NEW YORK (GenomeWeb) – A large genome-wide association study has uncovered new genetic loci associated with both bipolar disorder and schizophrenia, along with disease-specific loci that seem to distinguish between the psychiatric conditions.

Members of the Psychiatric Genomics Consortium's Bipolar Disorder and Schizophrenia Working Group began by comparing genotyping profiles of 53,555 individuals with bipolar disorder or schizophrenia to those of more than 54,000 unaffected controls, uncovering 114 shared genetic contributors to the psychiatric conditions — a set enriched for variants falling in and around genes from synaptic and neuronal pathways.

"Consistent with earlier results, we found extensive genetic sharing between these two disorders, identifying 114 [genome-wide significant] loci contributing to both disorders, of which 32 are novel," corresponding author Douglas Ruderfer, a genetic medicine researcher at Vanderbilt, and colleagues wrote in a paper appearing in the current issue of Cell. "These findings point to the relevance of neuronal and synaptic biology for the shared genetic substrate of these disorders."

When the team focused on variants that differed between 23,585 individuals with schizophrenia and 15,270 bipolar disorder cases, on the other hand, it tracked down two genome-wide significant loci and other suggestive loci differentiating the conditions. Folding in further clinical insights led to polygenic risk scores corresponding to some of the 28 sub-phenotypes found within the conditions.

From these and other genetic clues, the authors suggested that bipolar disorder and schizophrenia are "neither independent nor the same," but share "particular symptom dimensions that can be captured from the genetics and used to characterize patients to ultimately inform diagnosis and treatment."

Using information at some 15.5 million directly genotyped or imputed SNPs, the team searched for variants that were over-represented in 20,129 bipolar disorder and 33,426 schizophrenia cases relative to 54,065 unaffected controls.

After accounting for linkage disequilibrium between variants, the investigators were left with 114 loci showing genome-wide significant associations with the psychiatric conditions. Their gene-based analysis of these risk variants highlighted eight pathways, including seven pathways with ties to synaptic function and/or neuronal biology.

The team took a closer look at effect sizes for variants at these risk loci in each condition with a disease-specific GWAS, before searching for distinct bipolar disorder and schizophrenia-associated loci using data for 23,585 individuals with schizophrenia and 15,270 with bipolar disorder.
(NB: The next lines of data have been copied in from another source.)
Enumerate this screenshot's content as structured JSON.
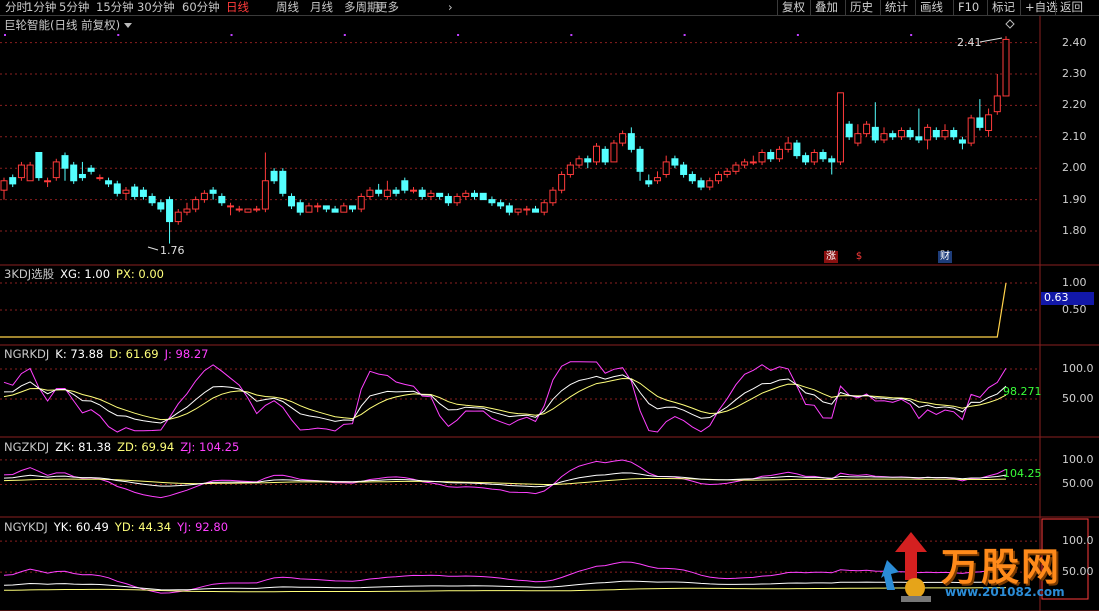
{
  "toolbar": {
    "timeframes": [
      "分时",
      "1分钟",
      "5分钟",
      "15分钟",
      "30分钟",
      "60分钟",
      "日线",
      "周线",
      "月线",
      "多周期",
      "更多"
    ],
    "active_timeframe": "日线",
    "buttons": [
      "复权",
      "叠加",
      "历史",
      "统计",
      "画线",
      "F10",
      "标记",
      "+自选",
      "返回"
    ]
  },
  "panels": {
    "main": {
      "title": "巨轮智能(日线 前复权)",
      "high_label": "2.41",
      "low_label": "1.76",
      "ticks": [
        "2.40",
        "2.30",
        "2.20",
        "2.10",
        "2.00",
        "1.90",
        "1.80"
      ]
    },
    "xg": {
      "name": "3KDJ选股",
      "xg": "XG: 1.00",
      "px": "PX: 0.00",
      "ticks": [
        "1.00",
        "0.50"
      ],
      "current_value": "0.63"
    },
    "ngrkdj": {
      "name": "NGRKDJ",
      "k": "K: 73.88",
      "d": "D: 61.69",
      "j": "J: 98.27",
      "ticks": [
        "100.0",
        "50.00"
      ],
      "right_value": "98.271"
    },
    "ngzkdj": {
      "name": "NGZKDJ",
      "zk": "ZK: 81.38",
      "zd": "ZD: 69.94",
      "zj": "ZJ: 104.25",
      "ticks": [
        "100.0",
        "50.00"
      ],
      "right_value": "104.25"
    },
    "ngykdj": {
      "name": "NGYKDJ",
      "yk": "YK: 60.49",
      "yd": "YD: 44.34",
      "yj": "YJ: 92.80",
      "ticks": [
        "100.0",
        "50.00"
      ]
    }
  },
  "markers": {
    "zhang": "涨",
    "dollar": "$",
    "cai": "财"
  },
  "watermark": {
    "text": "万股网",
    "url": "www.201082.com"
  },
  "colors": {
    "up": "#ff3b3b",
    "down": "#54ffff",
    "k_line": "#ffffff",
    "d_line": "#ffff7a",
    "j_line": "#ff40ff",
    "grid": "#8a1f1f"
  },
  "chart_data": {
    "type": "candlestick",
    "price_range": [
      1.73,
      2.44
    ],
    "candles": [
      [
        1.93,
        1.96,
        1.9,
        1.97
      ],
      [
        1.97,
        1.95,
        1.94,
        1.98
      ],
      [
        1.97,
        2.01,
        1.96,
        2.02
      ],
      [
        1.96,
        2.01,
        1.96,
        2.02
      ],
      [
        2.05,
        1.97,
        1.96,
        2.05
      ],
      [
        1.96,
        1.96,
        1.94,
        1.97
      ],
      [
        1.97,
        2.02,
        1.96,
        2.03
      ],
      [
        2.04,
        2.0,
        1.96,
        2.05
      ],
      [
        2.01,
        1.96,
        1.95,
        2.02
      ],
      [
        1.98,
        1.97,
        1.96,
        2.02
      ],
      [
        2.0,
        1.99,
        1.98,
        2.01
      ],
      [
        1.97,
        1.97,
        1.96,
        1.98
      ],
      [
        1.96,
        1.95,
        1.94,
        1.97
      ],
      [
        1.95,
        1.92,
        1.91,
        1.96
      ],
      [
        1.92,
        1.93,
        1.9,
        1.94
      ],
      [
        1.94,
        1.91,
        1.9,
        1.95
      ],
      [
        1.93,
        1.91,
        1.9,
        1.94
      ],
      [
        1.91,
        1.89,
        1.88,
        1.92
      ],
      [
        1.89,
        1.87,
        1.86,
        1.9
      ],
      [
        1.9,
        1.83,
        1.76,
        1.91
      ],
      [
        1.83,
        1.86,
        1.82,
        1.87
      ],
      [
        1.86,
        1.87,
        1.85,
        1.89
      ],
      [
        1.87,
        1.9,
        1.86,
        1.91
      ],
      [
        1.9,
        1.92,
        1.89,
        1.93
      ],
      [
        1.93,
        1.92,
        1.9,
        1.94
      ],
      [
        1.91,
        1.89,
        1.88,
        1.92
      ],
      [
        1.88,
        1.88,
        1.85,
        1.89
      ],
      [
        1.87,
        1.87,
        1.86,
        1.88
      ],
      [
        1.86,
        1.87,
        1.86,
        1.87
      ],
      [
        1.87,
        1.87,
        1.86,
        1.88
      ],
      [
        1.87,
        1.96,
        1.86,
        2.05
      ],
      [
        1.99,
        1.96,
        1.95,
        2.0
      ],
      [
        1.99,
        1.92,
        1.91,
        2.0
      ],
      [
        1.91,
        1.88,
        1.87,
        1.92
      ],
      [
        1.89,
        1.86,
        1.85,
        1.9
      ],
      [
        1.86,
        1.88,
        1.86,
        1.89
      ],
      [
        1.88,
        1.88,
        1.86,
        1.89
      ],
      [
        1.88,
        1.87,
        1.86,
        1.88
      ],
      [
        1.87,
        1.86,
        1.86,
        1.88
      ],
      [
        1.86,
        1.88,
        1.86,
        1.89
      ],
      [
        1.88,
        1.87,
        1.86,
        1.88
      ],
      [
        1.87,
        1.91,
        1.86,
        1.92
      ],
      [
        1.91,
        1.93,
        1.9,
        1.94
      ],
      [
        1.93,
        1.92,
        1.91,
        1.95
      ],
      [
        1.91,
        1.93,
        1.9,
        1.96
      ],
      [
        1.93,
        1.92,
        1.91,
        1.94
      ],
      [
        1.96,
        1.93,
        1.92,
        1.97
      ],
      [
        1.93,
        1.93,
        1.92,
        1.94
      ],
      [
        1.93,
        1.91,
        1.9,
        1.94
      ],
      [
        1.91,
        1.92,
        1.9,
        1.93
      ],
      [
        1.92,
        1.91,
        1.9,
        1.92
      ],
      [
        1.91,
        1.89,
        1.88,
        1.92
      ],
      [
        1.89,
        1.91,
        1.88,
        1.92
      ],
      [
        1.91,
        1.92,
        1.9,
        1.93
      ],
      [
        1.92,
        1.91,
        1.9,
        1.93
      ],
      [
        1.92,
        1.9,
        1.9,
        1.92
      ],
      [
        1.9,
        1.89,
        1.88,
        1.91
      ],
      [
        1.89,
        1.88,
        1.87,
        1.9
      ],
      [
        1.88,
        1.86,
        1.85,
        1.89
      ],
      [
        1.86,
        1.87,
        1.85,
        1.87
      ],
      [
        1.87,
        1.87,
        1.85,
        1.88
      ],
      [
        1.87,
        1.86,
        1.86,
        1.88
      ],
      [
        1.86,
        1.89,
        1.85,
        1.9
      ],
      [
        1.89,
        1.93,
        1.88,
        1.94
      ],
      [
        1.93,
        1.98,
        1.92,
        1.99
      ],
      [
        1.98,
        2.01,
        1.97,
        2.02
      ],
      [
        2.01,
        2.03,
        2.0,
        2.04
      ],
      [
        2.03,
        2.02,
        2.0,
        2.04
      ],
      [
        2.02,
        2.07,
        2.01,
        2.08
      ],
      [
        2.06,
        2.02,
        2.01,
        2.07
      ],
      [
        2.02,
        2.08,
        2.02,
        2.09
      ],
      [
        2.08,
        2.11,
        2.07,
        2.12
      ],
      [
        2.11,
        2.06,
        2.05,
        2.13
      ],
      [
        2.06,
        1.99,
        1.96,
        2.07
      ],
      [
        1.96,
        1.95,
        1.94,
        1.98
      ],
      [
        1.96,
        1.97,
        1.95,
        1.99
      ],
      [
        1.98,
        2.02,
        1.97,
        2.04
      ],
      [
        2.03,
        2.01,
        2.0,
        2.04
      ],
      [
        2.01,
        1.98,
        1.97,
        2.02
      ],
      [
        1.98,
        1.96,
        1.95,
        1.99
      ],
      [
        1.96,
        1.94,
        1.93,
        1.97
      ],
      [
        1.94,
        1.96,
        1.93,
        1.97
      ],
      [
        1.96,
        1.98,
        1.95,
        1.99
      ],
      [
        1.98,
        1.99,
        1.97,
        2.0
      ],
      [
        1.99,
        2.01,
        1.98,
        2.02
      ],
      [
        2.01,
        2.02,
        2.0,
        2.03
      ],
      [
        2.02,
        2.02,
        2.01,
        2.04
      ],
      [
        2.02,
        2.05,
        2.01,
        2.06
      ],
      [
        2.05,
        2.03,
        2.02,
        2.06
      ],
      [
        2.03,
        2.06,
        2.02,
        2.07
      ],
      [
        2.06,
        2.08,
        2.05,
        2.1
      ],
      [
        2.08,
        2.04,
        2.03,
        2.09
      ],
      [
        2.04,
        2.02,
        2.01,
        2.05
      ],
      [
        2.02,
        2.05,
        2.01,
        2.06
      ],
      [
        2.05,
        2.03,
        2.02,
        2.06
      ],
      [
        2.03,
        2.02,
        1.98,
        2.04
      ],
      [
        2.02,
        2.24,
        2.01,
        2.24
      ],
      [
        2.14,
        2.1,
        2.09,
        2.15
      ],
      [
        2.08,
        2.11,
        2.07,
        2.14
      ],
      [
        2.11,
        2.14,
        2.1,
        2.15
      ],
      [
        2.13,
        2.09,
        2.08,
        2.21
      ],
      [
        2.09,
        2.11,
        2.08,
        2.13
      ],
      [
        2.11,
        2.1,
        2.09,
        2.12
      ],
      [
        2.1,
        2.12,
        2.09,
        2.13
      ],
      [
        2.12,
        2.1,
        2.09,
        2.13
      ],
      [
        2.1,
        2.09,
        2.08,
        2.19
      ],
      [
        2.09,
        2.13,
        2.06,
        2.14
      ],
      [
        2.12,
        2.1,
        2.09,
        2.13
      ],
      [
        2.1,
        2.12,
        2.09,
        2.14
      ],
      [
        2.12,
        2.1,
        2.09,
        2.13
      ],
      [
        2.09,
        2.08,
        2.06,
        2.1
      ],
      [
        2.08,
        2.16,
        2.07,
        2.17
      ],
      [
        2.16,
        2.13,
        2.12,
        2.22
      ],
      [
        2.12,
        2.17,
        2.1,
        2.19
      ],
      [
        2.18,
        2.23,
        2.17,
        2.3
      ],
      [
        2.23,
        2.41,
        2.23,
        2.42
      ]
    ],
    "indicators": {
      "xg": [
        0,
        1
      ],
      "ngrkdj_last": {
        "K": 73.88,
        "D": 61.69,
        "J": 98.27
      },
      "ngzkdj_last": {
        "ZK": 81.38,
        "ZD": 69.94,
        "ZJ": 104.25
      },
      "ngykdj_last": {
        "YK": 60.49,
        "YD": 44.34,
        "YJ": 92.8
      }
    }
  }
}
The most pronounced genetic differences between the conditions turned up at sites in the DARS2 gene on chromosome 1 and near CSE1L on chromosome 20, the researchers reported, with other suggestive loci turning up on chromosomes 11, 8, and 3. They profiled such risk regions in more detail with fine mapping, brain expression data, and expression quantitative trait locus information.

Incorporating clinical data for tens of thousands of individuals affected by one of the four schizophrenia sub-phenotypes or two-dozen bipolar disorder sub-phenotypes, the investigators examined potential ties between these sub-phenotypes and polygenic risk scores stemming from each arm of the GWAS.

They saw significant links between manic schizophrenia symptoms and psychotic symptoms in bipolar disorder and a polygenic risk score developed with variants from the bipolar disorder-specific analysis, for example. And a risk score established with variants from a schizophrenia-specific analysis coincided with specific clinical features in both bipolar disorder and schizophrenia, highlighting the complex interconnections between subtypes of the two conditions.

"This work illustrates the utility of genetic data, in aggregate, at dissecting symptom heterogeneity among related disorders," the authors wrote, "and suggests that further work could aid in characterizing patients for more personalized treatment."